### Information given

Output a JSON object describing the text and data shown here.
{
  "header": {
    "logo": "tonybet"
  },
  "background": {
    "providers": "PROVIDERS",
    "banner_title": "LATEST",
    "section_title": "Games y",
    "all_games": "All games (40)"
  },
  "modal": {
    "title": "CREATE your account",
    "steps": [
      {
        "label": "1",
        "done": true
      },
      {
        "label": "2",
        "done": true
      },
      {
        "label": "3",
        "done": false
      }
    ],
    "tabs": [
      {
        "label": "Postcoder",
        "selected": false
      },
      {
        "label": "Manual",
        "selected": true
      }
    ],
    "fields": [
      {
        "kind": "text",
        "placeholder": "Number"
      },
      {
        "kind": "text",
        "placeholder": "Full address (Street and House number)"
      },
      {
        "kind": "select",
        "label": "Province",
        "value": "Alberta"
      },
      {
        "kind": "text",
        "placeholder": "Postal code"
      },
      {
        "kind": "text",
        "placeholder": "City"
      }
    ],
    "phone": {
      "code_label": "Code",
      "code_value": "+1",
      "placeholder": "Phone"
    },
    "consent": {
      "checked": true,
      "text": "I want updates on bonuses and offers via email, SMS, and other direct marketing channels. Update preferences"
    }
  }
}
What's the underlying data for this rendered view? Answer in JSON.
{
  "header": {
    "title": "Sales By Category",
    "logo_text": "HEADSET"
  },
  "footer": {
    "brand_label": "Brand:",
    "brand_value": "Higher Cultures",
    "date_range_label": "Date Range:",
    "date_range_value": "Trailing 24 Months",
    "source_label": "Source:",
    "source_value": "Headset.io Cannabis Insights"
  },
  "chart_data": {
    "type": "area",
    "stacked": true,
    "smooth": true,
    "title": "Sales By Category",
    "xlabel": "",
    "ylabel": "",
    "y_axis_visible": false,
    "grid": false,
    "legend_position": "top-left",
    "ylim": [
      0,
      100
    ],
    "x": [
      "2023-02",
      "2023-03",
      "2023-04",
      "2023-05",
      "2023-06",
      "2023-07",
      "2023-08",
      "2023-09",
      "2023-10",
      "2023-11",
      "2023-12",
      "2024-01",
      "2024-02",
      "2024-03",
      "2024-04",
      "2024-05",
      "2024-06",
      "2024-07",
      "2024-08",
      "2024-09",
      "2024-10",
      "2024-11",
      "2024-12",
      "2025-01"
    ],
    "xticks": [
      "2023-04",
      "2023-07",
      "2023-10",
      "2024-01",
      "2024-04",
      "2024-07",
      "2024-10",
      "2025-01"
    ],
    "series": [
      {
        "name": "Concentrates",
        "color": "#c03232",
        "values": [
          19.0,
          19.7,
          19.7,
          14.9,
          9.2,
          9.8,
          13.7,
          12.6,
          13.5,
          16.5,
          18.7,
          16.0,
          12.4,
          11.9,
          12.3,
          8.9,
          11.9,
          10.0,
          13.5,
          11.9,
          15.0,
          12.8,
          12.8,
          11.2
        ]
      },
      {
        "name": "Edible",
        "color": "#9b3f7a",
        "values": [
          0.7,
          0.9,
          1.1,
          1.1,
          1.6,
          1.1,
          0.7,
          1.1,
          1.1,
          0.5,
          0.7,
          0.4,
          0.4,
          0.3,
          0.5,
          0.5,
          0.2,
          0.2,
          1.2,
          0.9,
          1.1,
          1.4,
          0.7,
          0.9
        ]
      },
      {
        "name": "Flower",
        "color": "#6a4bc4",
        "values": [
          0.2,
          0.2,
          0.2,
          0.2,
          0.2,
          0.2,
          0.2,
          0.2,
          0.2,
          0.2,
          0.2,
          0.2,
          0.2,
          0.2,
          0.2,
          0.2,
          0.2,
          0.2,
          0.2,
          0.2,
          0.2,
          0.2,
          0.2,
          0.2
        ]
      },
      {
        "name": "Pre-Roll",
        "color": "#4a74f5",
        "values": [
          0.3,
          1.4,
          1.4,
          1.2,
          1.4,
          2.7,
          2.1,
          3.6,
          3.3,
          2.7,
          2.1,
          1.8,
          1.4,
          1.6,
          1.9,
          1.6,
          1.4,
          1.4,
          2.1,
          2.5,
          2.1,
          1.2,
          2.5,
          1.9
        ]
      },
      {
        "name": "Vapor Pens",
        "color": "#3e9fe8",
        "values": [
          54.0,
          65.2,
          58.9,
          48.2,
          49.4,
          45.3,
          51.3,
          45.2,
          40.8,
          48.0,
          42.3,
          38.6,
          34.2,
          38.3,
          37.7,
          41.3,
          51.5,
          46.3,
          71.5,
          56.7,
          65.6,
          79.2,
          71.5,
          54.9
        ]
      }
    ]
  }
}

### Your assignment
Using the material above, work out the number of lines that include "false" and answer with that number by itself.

### Your solution
4